▸ Data supplied
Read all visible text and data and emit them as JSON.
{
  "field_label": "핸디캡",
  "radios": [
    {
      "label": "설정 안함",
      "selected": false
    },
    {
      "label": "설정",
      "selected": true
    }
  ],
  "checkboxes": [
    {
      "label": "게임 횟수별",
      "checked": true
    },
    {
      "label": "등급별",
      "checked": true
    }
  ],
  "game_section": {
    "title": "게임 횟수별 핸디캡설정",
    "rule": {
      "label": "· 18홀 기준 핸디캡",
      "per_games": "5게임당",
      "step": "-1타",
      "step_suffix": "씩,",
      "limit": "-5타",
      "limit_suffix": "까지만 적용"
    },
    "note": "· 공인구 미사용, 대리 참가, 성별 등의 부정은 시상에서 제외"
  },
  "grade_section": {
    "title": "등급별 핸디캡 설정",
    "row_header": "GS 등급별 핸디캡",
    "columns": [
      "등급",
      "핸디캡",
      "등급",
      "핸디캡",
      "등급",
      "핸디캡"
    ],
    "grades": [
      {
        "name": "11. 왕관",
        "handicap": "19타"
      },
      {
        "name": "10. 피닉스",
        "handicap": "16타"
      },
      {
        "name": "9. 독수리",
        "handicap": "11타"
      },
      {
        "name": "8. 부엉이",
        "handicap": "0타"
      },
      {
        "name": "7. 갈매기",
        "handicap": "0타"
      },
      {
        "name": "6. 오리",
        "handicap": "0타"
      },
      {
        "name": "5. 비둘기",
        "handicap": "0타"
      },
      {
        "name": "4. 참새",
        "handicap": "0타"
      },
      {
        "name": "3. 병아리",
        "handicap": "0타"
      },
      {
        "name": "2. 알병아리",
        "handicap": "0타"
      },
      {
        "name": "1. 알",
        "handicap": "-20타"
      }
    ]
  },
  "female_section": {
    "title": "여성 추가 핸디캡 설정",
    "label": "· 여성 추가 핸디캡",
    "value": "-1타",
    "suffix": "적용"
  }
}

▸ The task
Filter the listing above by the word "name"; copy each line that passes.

▸ Solution to the exercise
        "name": "11. 왕관",
        "name": "10. 피닉스",
        "name": "9. 독수리",
        "name": "8. 부엉이",
        "name": "7. 갈매기",
        "name": "6. 오리",
        "name": "5. 비둘기",
        "name": "4. 참새",
        "name": "3. 병아리",
        "name": "2. 알병아리",
        "name": "1. 알",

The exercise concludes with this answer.